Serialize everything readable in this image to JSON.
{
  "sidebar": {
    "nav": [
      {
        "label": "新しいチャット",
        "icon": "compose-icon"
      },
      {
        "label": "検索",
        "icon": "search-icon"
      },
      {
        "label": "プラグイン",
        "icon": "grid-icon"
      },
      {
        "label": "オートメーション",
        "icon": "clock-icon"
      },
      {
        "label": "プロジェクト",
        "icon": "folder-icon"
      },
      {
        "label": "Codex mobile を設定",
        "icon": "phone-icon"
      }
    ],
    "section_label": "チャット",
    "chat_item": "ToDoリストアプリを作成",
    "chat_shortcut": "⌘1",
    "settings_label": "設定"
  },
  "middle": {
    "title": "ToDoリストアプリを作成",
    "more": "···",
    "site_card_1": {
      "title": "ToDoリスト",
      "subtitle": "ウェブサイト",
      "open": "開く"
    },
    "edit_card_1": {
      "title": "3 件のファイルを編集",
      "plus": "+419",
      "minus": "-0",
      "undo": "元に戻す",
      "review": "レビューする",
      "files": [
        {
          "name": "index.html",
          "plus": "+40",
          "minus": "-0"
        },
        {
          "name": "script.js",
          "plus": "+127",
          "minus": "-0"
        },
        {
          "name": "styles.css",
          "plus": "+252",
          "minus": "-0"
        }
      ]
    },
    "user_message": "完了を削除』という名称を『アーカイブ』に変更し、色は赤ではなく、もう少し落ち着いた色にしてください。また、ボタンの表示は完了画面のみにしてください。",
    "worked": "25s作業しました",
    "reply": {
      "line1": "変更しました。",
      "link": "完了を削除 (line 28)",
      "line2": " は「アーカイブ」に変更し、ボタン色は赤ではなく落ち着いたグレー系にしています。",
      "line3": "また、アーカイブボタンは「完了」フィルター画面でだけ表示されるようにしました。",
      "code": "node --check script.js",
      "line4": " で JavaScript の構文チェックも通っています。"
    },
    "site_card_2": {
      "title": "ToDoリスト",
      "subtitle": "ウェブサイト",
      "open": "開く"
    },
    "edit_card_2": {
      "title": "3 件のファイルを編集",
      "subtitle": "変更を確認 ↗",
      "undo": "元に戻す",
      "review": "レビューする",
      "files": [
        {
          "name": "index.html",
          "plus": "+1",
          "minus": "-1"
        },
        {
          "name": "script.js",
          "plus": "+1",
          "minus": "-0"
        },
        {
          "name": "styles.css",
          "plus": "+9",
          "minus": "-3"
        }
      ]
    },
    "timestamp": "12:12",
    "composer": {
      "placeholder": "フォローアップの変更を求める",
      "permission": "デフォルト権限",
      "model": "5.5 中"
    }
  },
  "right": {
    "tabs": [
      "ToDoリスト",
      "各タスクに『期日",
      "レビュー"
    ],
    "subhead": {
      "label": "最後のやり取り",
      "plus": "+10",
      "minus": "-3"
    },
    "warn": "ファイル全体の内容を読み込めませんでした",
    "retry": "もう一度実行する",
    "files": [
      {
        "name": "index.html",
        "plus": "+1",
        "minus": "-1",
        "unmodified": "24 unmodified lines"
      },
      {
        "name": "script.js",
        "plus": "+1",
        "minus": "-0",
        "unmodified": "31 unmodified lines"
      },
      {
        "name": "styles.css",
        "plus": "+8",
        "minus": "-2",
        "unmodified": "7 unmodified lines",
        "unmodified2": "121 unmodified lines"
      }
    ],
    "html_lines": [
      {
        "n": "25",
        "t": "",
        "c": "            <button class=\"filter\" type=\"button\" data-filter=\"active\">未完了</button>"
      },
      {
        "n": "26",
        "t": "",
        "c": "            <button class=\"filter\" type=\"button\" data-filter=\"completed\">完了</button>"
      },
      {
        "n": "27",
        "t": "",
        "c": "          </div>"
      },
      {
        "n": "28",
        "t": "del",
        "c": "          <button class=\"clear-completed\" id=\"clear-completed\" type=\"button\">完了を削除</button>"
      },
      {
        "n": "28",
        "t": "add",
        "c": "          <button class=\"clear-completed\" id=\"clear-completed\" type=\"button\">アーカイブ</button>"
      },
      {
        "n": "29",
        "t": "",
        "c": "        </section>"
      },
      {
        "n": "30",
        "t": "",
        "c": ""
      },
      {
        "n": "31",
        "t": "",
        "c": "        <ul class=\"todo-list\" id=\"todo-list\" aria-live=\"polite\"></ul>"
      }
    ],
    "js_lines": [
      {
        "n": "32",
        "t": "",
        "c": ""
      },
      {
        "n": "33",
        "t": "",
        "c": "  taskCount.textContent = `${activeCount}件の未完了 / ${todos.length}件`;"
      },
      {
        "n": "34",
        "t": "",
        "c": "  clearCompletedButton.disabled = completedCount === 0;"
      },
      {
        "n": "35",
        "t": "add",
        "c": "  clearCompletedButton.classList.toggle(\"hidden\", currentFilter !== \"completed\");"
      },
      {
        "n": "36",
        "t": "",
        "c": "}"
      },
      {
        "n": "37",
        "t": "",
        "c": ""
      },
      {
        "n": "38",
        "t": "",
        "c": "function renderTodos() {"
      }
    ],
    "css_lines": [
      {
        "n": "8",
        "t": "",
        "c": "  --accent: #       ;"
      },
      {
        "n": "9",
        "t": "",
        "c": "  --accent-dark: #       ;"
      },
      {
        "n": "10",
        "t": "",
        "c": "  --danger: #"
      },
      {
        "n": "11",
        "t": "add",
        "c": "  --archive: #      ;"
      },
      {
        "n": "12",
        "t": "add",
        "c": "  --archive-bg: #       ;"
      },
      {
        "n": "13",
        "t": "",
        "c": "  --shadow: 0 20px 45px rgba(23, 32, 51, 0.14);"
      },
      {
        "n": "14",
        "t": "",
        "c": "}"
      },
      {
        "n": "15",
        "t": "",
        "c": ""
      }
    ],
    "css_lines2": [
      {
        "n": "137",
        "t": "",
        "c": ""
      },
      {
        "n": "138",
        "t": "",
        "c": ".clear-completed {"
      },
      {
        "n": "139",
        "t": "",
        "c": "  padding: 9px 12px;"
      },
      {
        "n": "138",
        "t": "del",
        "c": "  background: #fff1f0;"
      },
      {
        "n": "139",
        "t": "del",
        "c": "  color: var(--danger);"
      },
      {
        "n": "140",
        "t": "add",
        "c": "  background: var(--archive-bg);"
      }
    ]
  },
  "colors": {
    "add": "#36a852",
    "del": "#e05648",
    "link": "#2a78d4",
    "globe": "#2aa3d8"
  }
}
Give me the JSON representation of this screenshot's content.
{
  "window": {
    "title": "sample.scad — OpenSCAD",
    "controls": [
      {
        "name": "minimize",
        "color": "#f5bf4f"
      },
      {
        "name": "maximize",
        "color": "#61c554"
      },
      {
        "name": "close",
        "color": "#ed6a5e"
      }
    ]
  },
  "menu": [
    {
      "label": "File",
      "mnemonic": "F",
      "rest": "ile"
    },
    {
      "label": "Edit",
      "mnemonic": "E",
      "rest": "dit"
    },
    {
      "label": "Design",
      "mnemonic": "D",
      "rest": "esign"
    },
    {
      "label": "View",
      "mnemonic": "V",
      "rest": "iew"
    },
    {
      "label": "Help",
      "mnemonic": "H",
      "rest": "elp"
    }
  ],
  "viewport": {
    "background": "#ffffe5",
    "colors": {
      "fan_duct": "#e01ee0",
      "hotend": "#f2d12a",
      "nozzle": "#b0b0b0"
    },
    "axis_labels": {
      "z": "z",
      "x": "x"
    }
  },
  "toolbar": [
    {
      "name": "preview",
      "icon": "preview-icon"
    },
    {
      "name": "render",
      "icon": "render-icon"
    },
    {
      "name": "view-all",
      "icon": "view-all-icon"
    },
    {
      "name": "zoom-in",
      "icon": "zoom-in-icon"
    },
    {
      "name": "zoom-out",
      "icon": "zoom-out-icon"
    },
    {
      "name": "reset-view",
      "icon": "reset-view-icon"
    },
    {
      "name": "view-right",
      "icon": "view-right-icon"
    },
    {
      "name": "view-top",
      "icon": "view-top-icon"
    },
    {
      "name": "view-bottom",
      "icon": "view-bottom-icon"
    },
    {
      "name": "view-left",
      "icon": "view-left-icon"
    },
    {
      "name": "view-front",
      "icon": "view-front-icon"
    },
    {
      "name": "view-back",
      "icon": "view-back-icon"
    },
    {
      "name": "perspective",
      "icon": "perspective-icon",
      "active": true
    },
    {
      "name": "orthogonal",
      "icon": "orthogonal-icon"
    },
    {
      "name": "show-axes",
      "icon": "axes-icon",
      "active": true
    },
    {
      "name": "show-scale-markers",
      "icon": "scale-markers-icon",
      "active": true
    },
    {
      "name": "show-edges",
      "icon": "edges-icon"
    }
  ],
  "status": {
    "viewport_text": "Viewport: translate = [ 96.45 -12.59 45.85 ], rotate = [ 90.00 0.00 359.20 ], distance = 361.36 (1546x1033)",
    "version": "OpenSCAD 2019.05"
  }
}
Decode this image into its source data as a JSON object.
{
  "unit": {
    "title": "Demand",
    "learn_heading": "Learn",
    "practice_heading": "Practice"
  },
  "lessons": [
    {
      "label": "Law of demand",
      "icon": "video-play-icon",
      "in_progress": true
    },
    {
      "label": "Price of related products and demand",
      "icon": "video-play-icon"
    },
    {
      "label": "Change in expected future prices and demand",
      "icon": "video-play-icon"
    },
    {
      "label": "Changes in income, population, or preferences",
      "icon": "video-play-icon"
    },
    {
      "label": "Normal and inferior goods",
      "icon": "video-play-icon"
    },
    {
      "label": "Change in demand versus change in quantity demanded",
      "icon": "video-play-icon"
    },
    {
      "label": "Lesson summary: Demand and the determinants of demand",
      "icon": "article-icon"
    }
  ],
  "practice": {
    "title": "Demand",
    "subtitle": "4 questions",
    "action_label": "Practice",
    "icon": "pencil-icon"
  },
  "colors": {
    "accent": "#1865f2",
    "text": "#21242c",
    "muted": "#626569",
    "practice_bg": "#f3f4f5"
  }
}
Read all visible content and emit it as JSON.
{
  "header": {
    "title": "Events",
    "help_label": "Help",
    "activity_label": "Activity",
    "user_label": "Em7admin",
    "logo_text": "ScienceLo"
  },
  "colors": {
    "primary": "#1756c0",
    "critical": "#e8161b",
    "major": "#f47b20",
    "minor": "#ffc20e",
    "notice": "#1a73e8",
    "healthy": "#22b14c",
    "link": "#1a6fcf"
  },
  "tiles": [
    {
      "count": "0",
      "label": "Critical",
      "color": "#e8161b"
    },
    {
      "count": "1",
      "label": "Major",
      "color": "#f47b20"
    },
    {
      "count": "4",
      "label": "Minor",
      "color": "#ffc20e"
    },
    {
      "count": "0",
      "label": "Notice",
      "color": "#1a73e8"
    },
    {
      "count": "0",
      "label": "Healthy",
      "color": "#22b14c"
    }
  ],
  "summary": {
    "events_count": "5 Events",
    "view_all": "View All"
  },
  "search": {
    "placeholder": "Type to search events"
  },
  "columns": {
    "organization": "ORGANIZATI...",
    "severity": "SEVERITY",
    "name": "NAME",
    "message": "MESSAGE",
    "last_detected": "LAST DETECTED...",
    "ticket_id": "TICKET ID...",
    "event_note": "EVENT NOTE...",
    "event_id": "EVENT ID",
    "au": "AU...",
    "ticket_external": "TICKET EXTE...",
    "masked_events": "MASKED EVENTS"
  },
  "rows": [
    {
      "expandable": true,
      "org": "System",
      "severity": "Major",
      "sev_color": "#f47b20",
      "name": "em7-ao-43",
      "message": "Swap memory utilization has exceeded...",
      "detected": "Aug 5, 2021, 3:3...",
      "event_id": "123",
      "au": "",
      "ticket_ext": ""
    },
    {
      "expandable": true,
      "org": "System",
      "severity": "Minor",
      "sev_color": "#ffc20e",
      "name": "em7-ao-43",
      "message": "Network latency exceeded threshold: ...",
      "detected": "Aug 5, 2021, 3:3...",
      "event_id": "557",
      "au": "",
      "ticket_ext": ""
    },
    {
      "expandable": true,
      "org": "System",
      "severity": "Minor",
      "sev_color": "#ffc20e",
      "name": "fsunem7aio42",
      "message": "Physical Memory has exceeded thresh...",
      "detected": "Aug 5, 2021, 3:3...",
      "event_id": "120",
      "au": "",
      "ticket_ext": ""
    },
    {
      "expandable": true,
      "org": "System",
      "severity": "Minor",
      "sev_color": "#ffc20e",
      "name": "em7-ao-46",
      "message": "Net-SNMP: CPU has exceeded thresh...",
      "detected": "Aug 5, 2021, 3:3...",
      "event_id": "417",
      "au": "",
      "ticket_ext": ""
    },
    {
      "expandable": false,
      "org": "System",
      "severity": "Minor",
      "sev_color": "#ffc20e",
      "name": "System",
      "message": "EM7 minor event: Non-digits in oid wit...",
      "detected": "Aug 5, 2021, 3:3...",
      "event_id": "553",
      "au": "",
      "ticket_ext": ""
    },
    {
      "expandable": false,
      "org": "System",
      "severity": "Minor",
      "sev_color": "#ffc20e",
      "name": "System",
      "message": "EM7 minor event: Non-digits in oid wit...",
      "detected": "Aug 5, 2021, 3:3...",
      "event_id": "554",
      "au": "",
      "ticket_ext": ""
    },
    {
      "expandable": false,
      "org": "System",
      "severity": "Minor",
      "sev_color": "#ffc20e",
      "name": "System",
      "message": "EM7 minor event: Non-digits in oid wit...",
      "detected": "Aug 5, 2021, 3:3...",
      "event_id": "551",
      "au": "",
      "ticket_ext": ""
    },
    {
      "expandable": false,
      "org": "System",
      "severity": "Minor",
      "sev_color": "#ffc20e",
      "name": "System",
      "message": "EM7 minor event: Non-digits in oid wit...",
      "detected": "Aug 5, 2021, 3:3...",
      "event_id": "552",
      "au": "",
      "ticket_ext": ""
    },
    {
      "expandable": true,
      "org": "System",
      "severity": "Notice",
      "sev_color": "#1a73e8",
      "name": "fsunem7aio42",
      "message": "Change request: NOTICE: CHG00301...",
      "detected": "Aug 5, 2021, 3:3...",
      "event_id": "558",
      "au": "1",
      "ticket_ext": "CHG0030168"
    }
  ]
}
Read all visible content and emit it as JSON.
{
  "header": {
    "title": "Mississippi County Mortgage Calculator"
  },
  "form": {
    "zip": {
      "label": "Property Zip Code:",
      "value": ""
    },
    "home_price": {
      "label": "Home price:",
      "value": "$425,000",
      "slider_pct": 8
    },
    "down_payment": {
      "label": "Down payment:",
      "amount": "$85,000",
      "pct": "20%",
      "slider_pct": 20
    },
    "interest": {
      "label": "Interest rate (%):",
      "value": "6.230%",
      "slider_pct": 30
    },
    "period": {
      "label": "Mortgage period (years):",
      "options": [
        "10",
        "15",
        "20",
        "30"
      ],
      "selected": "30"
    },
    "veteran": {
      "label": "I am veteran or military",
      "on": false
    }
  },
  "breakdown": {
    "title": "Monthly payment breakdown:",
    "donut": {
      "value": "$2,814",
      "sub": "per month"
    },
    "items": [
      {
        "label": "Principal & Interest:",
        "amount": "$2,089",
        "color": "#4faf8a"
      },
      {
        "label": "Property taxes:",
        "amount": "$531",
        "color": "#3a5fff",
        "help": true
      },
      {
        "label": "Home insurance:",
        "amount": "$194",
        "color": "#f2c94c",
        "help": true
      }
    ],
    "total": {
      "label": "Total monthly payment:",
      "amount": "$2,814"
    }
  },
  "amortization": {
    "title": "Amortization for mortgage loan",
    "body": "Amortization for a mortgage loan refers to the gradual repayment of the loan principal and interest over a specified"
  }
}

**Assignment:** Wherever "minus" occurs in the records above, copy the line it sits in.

**Your solution:**
      "minus": "-0",
          "minus": "-0"
          "minus": "-0"
          "minus": "-0"
          "minus": "-1"
          "minus": "-0"
          "minus": "-3"
      "minus": "-3"
        "minus": "-1",
        "minus": "-0",
        "minus": "-2",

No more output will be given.